|Location||Inari, Lapland Province|
|Max. length||80 km (50 mi)|
|Max. width||50 km (31 mi)|
|Surface area||1,040.28 km2 (401.65 sq mi)|
|Average depth||15 m (49 ft)|
|Max. depth||92 m (302 ft)|
|Water volume||15.9 km3 (12,900,000 acre⋅ft)|
|Shore length1||3,308 km (2,055 mi)|
|Surface elevation||118.7 m (389 ft)|
|Islands||3318 (Hautuumaasaari, Ukonkivi)|
|1 Shore length is not a well-defined measure.|
Lake Inari (Finnish: Inarijärvi/Inarinjärvi, Northern Sami: Anárjávri, Inari Sami: Aanaarjävri, Skolt Sami: Aanarjäuʹrr, Swedish: Enare träsk, Norwegian: Enaresjøen) is the largest lake in Sápmi and the third-largest lake in Finland. It is located in the northern part of Lapland, north of the Arctic Circle. The lake is 117–119 metres (384–390 ft) above sea level, and is regulated at the Kaitakoski power plant in Russia. The freezing period normally extends from November to early June.
The best-known islands of the lake are Hautuumaasaari ("Graveyard Island"), which served as a cemetery for ancient Sami people, and Ukonkivi ("Ukko's Stone"), a sacrificial place of the ancient inhabitants of the area. There are over 3,000 islands in total. Trout, lake salmon, Arctic char, white fish, grayling, perch and pike are found in Lake Inari.
- Inarijärvi. Järviwiki Web Service. Finnish Environment Institute. Retrieved 2014-03-07. (in English)
- Lindberg, Johan (February 2, 2011). "Lappland". Uppslagsverket Finland (in Swedish). Retrieved November 30, 2017.

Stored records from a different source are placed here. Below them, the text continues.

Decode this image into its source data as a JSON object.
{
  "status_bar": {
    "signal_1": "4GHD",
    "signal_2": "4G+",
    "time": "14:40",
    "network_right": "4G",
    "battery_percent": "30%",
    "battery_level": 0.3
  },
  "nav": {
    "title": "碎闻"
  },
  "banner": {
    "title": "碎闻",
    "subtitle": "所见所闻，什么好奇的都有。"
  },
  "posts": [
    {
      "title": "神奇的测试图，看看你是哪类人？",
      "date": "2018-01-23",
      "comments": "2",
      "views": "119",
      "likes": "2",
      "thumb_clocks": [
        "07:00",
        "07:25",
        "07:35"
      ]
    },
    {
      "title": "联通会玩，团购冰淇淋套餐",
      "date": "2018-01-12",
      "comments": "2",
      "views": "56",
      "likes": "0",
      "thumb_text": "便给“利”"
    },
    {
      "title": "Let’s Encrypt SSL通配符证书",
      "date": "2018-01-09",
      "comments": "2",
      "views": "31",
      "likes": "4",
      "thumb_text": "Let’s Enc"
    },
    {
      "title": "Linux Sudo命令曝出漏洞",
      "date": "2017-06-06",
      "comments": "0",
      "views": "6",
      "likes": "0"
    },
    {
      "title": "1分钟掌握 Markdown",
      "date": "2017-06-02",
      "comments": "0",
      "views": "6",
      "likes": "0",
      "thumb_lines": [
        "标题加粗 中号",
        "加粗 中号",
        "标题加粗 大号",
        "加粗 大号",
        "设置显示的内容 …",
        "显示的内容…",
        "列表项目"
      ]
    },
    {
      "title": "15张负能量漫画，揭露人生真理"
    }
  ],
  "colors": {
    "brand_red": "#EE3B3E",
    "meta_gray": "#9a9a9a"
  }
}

- "Saimaa". Kotimaisten kielten keskus (in Finnish). Retrieved 2021-05-22.
- Yle Sapmi (15 January 2019). "The story about how a Soviet missile strayed into Lake Inari, Finland, in 1984". Barents Observer. Retrieved 4 October 2022.
- Media related to Lake Inari at Wikimedia Commons